## Task description
Go through the entries below and copy every line that holds the word "搜索结果".

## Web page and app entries

######

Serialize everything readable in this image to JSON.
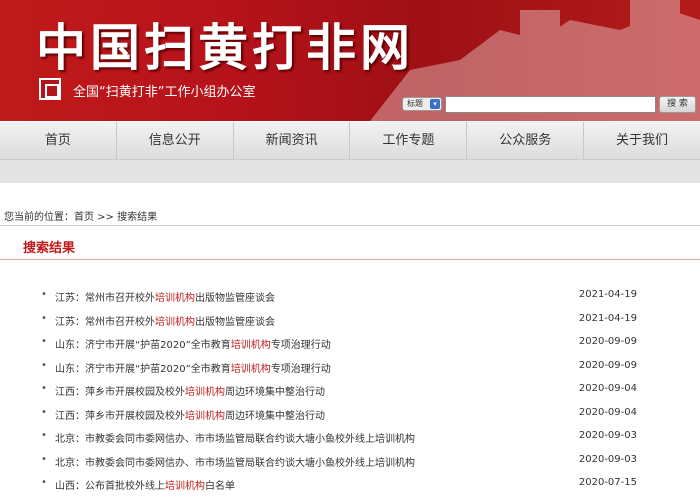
{
  "header": {
    "site_title": "中国扫黄打非网",
    "subtitle": "全国“扫黄打非”工作小组办公室",
    "search_scope": "标题",
    "search_value": "",
    "search_button": "搜 索"
  },
  "nav": [
    "首页",
    "信息公开",
    "新闻资讯",
    "工作专题",
    "公众服务",
    "关于我们"
  ],
  "breadcrumb": "您当前的位置：首页 >> 搜索结果",
  "section_title": "搜索结果",
  "results": [
    {
      "pre": "江苏：常州市召开校外",
      "hl": "培训机构",
      "post": "出版物监管座谈会",
      "date": "2021-04-19"
    },
    {
      "pre": "江苏：常州市召开校外",
      "hl": "培训机构",
      "post": "出版物监管座谈会",
      "date": "2021-04-19"
    },
    {
      "pre": "山东：济宁市开展“护苗2020”全市教育",
      "hl": "培训机构",
      "post": "专项治理行动",
      "date": "2020-09-09"
    },
    {
      "pre": "山东：济宁市开展“护苗2020”全市教育",
      "hl": "培训机构",
      "post": "专项治理行动",
      "date": "2020-09-09"
    },
    {
      "pre": "江西：萍乡市开展校园及校外",
      "hl": "培训机构",
      "post": "周边环境集中整治行动",
      "date": "2020-09-04"
    },
    {
      "pre": "江西：萍乡市开展校园及校外",
      "hl": "培训机构",
      "post": "周边环境集中整治行动",
      "date": "2020-09-04"
    },
    {
      "pre": "北京：市教委会同市委网信办、市市场监管局联合约谈大塘小鱼校外线上培训机构",
      "hl": "",
      "post": "",
      "date": "2020-09-03"
    },
    {
      "pre": "北京：市教委会同市委网信办、市市场监管局联合约谈大塘小鱼校外线上培训机构",
      "hl": "",
      "post": "",
      "date": "2020-09-03"
    },
    {
      "pre": "山西：公布首批校外线上",
      "hl": "培训机构",
      "post": "白名单",
      "date": "2020-07-15"
    }
  ]
}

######

## Your solution
  "breadcrumb": "您当前的位置：首页 >> 搜索结果",
  "section_title": "搜索结果",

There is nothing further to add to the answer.